I had mono my first year in University. Sick as a dog, I was. Sicker than your average dog, in fact. What really burned my hide besides the fact that it nailed me neatly in time for exams (I slept through my biology exam) was that I HADN'T KISSED ANYONE for months before I got it. It seemed unfair. Should have the kissing, anyway, if you're going to suffer with that stuff. It was nasty.
The next year, my dad was diagnosed with non-Hodgkin's Lymphoma. Apparently it is related to Epstein-Barr viral infection, which he had had in university. He fought it, bravely, for 10 years, gradually whittling away to a pencil stick of a man who gleefully ate hot fudge sundaes while I tried to diet and then told me over and over again how wonderful they tasted. "Let me describe it to you," he'd say. "It'll be almost like the real thing." He was so thin I didn't begrudge it, and we snorted with laughter at each other, me trying to get skinny, he trying to get fatter. But when he was diagnosed and they told him about EBV, I felt a little shudder run up my spine.
Then I get diagnosed with MS, the first in my family to do so. And as I read about the condition, I see that ol' EBV raising its ugly head again. Surely they could come up with a vaccine for this? They've managed one for chicken pox, another herpesvirus - I know vaccines for herpesviruses are challenging because of these viruses' nasty habits of hanging about forever in your nervous system (think shingles, that other herpes that we all hope never to have to explain to anyone, etc.). But I'm beginning to think that those of us who do get really sick with EBV have pretty serious risks of developing other nasty and healthcare expensive things.

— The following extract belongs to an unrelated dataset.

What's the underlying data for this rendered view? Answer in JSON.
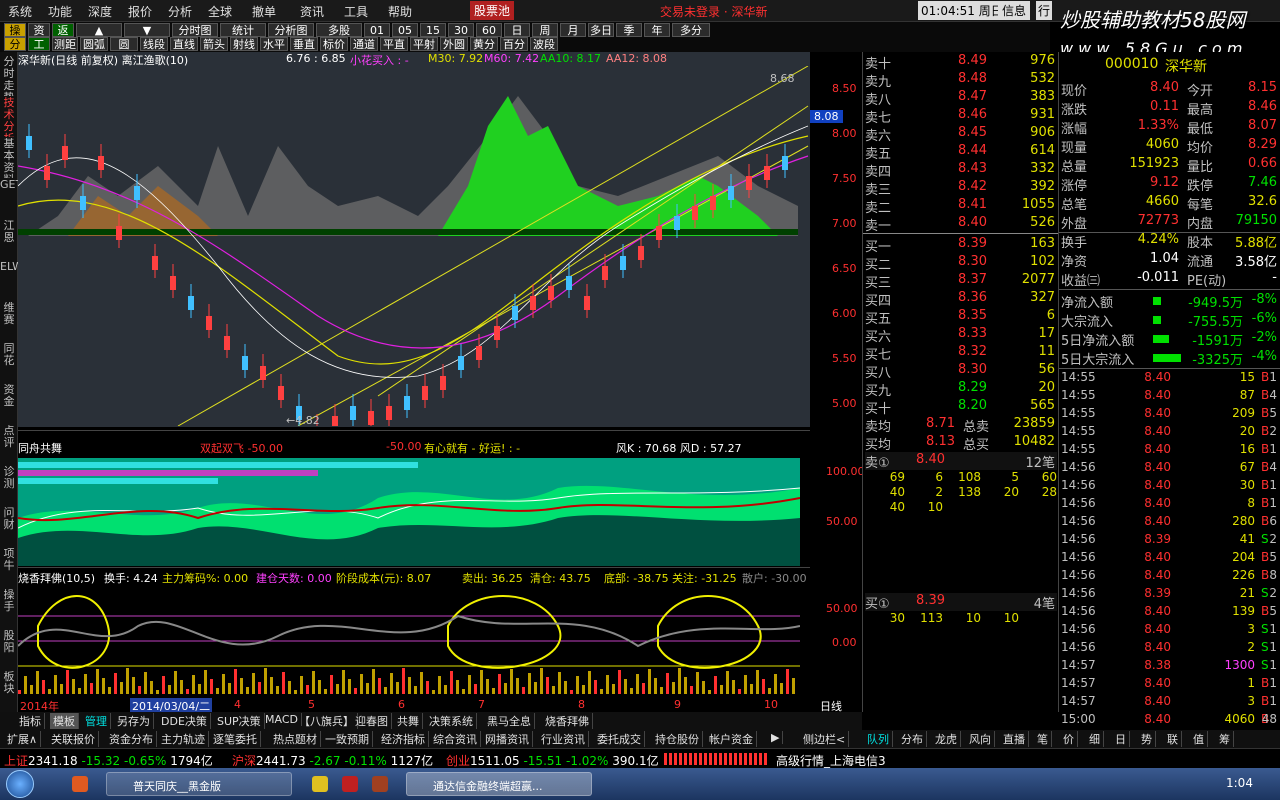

Might be worth the investment.
And I'm not the only one...
Whaddya say, big pharma? Got any vaccine in that pipeline for MS prevention?